"We want people to think twice before they throw something away," said Bill Tsaknopoulos, director of auxiliary services at UMass Chan who manages the campus recycling and trash disposal programs. "Most of what we use at our desks is recyclable, but too often we get in the habit of just throwing stuff in the trash."

The contest was just one of many elements of the Earth Day celebration this year that attracted hundreds of participants. More than 40 displays featured a mix of campus favorites, including local food and craft vendors, electric/hybrid vehicles and energy efficiency products and services.

Over 300 people earned a compact set of UMass Chan branded reusable utensils to keep in their desk or backpack and use instead of disposable utensils. They earned the set by visiting a total of six tables at Earth Day and interacting with the people from those organizations.

New this year was the participation of WOOcycle, an informal student group formed by members of the Medical School Class of 2018 to promote sustainability on campus. WOOcycle asked for donations of reusable kitchen items like utensils, plates, cups and bowls to stock the student lounge kitchen. Their goal is to reduce or eliminate the use of disposal kitchenware in the lounge and for student functions in other areas on campus.

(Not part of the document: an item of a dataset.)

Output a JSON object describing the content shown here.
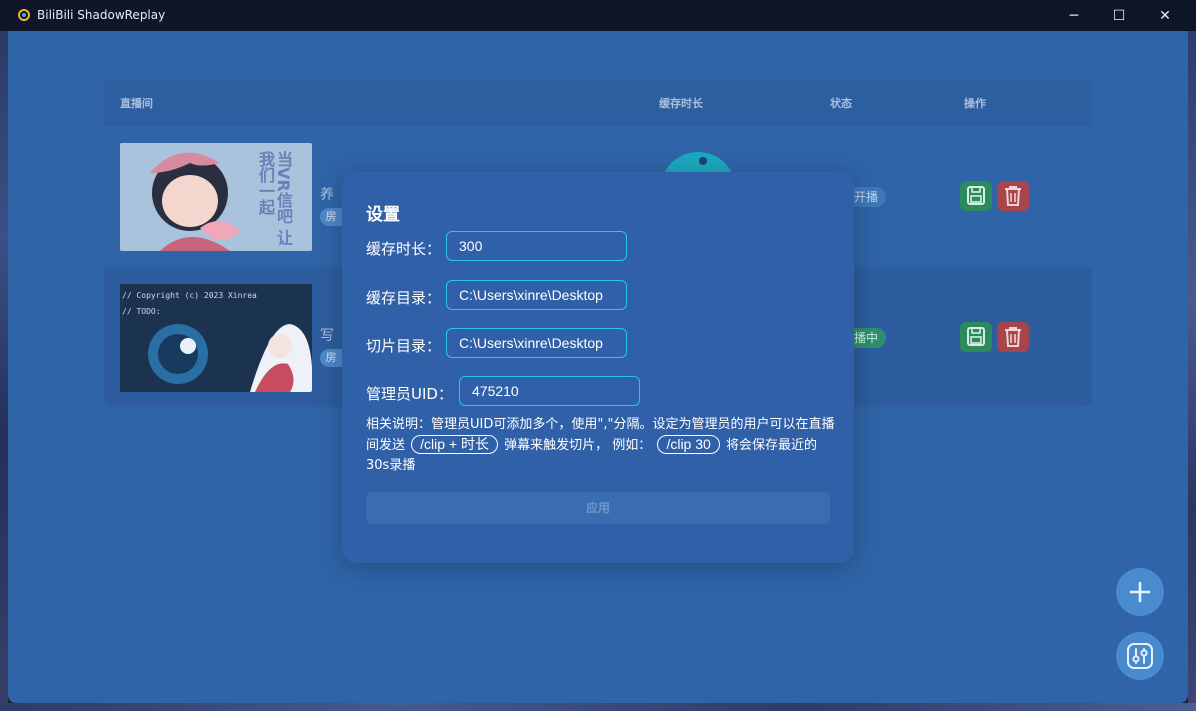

"The response to the students was great, as was the whole event" said Suzanne Woods, sustainability and energy manager at UMass Chan. "Earth Day is our signature event for sustainability on campus, but it's only one day. We hope that what people take away from Earth Day can be applied in their daily home and work life all year long."